▶ **AIM OF THE TASK**
For each line in the data below that has the word "object", copy that line.

▶ **EXERCISE DATA**
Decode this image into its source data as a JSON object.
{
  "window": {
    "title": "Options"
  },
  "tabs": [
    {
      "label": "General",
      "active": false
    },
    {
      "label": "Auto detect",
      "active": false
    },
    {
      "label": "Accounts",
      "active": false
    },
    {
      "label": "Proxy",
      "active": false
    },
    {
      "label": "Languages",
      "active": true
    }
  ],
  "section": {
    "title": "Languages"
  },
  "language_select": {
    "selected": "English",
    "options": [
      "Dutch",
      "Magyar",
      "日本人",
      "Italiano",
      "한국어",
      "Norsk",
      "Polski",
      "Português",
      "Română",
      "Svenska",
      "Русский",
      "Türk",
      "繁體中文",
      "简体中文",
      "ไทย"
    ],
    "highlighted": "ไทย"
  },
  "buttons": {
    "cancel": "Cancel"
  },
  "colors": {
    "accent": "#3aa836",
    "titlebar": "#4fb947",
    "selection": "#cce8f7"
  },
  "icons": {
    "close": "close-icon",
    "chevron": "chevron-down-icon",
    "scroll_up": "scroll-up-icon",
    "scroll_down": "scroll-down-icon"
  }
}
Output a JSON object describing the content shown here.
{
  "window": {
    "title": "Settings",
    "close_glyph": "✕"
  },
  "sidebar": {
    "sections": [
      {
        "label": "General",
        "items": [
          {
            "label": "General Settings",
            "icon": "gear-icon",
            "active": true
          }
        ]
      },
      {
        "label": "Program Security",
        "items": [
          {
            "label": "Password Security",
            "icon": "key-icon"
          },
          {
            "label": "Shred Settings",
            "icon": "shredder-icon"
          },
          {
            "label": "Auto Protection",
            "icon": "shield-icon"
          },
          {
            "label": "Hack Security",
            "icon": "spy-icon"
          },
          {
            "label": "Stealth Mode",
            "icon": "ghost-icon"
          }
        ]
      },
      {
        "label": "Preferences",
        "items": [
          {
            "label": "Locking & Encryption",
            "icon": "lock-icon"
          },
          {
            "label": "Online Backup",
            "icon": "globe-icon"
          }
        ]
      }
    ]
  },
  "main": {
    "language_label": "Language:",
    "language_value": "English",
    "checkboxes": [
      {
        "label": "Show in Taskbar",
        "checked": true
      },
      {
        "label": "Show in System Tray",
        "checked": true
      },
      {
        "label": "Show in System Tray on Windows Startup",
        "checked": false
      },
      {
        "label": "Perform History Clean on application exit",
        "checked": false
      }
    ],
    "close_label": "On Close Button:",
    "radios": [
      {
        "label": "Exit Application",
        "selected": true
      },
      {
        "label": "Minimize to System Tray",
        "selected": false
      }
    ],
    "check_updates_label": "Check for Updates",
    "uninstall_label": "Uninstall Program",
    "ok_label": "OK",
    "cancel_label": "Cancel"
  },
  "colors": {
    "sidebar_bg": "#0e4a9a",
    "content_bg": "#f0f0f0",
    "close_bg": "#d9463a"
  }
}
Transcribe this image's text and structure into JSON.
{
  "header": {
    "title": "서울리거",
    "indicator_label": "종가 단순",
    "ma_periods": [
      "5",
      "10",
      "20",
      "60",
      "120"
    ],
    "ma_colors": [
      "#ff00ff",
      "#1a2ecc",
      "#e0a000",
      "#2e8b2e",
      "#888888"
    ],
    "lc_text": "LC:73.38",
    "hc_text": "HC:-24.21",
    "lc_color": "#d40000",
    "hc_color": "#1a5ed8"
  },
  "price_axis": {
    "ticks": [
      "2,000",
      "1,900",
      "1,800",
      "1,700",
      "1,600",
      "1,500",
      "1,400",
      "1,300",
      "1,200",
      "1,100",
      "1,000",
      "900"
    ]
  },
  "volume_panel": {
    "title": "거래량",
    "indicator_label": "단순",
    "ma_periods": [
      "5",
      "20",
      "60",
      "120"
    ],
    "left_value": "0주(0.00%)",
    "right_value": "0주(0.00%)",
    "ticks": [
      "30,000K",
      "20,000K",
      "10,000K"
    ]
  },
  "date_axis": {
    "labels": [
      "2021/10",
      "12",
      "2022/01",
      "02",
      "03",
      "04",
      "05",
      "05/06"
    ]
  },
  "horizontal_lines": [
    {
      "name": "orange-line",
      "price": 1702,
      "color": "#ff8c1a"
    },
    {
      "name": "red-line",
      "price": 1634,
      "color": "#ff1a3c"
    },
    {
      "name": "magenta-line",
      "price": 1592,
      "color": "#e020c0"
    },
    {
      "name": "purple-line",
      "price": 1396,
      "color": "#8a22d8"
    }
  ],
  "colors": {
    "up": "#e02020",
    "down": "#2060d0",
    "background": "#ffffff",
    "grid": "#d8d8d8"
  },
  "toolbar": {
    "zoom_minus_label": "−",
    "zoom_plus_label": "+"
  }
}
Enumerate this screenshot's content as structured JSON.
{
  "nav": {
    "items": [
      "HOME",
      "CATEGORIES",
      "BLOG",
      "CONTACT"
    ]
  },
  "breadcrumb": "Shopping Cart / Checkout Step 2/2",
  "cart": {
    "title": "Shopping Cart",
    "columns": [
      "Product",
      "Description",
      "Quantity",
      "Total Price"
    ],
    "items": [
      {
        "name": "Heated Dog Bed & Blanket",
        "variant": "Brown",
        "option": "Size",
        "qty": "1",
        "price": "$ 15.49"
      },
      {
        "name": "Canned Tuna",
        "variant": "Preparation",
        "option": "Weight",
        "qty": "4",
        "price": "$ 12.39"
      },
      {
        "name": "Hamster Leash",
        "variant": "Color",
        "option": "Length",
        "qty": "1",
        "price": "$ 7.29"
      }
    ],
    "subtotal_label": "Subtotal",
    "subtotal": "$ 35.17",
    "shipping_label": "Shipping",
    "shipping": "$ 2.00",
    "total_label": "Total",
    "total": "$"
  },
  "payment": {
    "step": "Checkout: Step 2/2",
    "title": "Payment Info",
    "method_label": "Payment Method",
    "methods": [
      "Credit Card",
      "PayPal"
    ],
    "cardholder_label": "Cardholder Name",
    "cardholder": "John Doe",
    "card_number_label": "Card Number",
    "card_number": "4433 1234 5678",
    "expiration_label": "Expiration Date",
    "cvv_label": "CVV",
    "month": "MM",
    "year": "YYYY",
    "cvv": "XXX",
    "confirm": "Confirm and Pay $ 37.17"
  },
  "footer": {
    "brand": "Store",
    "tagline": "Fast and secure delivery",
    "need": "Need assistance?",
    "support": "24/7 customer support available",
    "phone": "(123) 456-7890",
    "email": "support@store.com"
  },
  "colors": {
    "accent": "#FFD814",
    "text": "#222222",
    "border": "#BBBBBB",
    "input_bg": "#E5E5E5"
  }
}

▶ **SOLUTION**
Decode this image into its source data as a JSON object.
Output a JSON object describing the content shown here.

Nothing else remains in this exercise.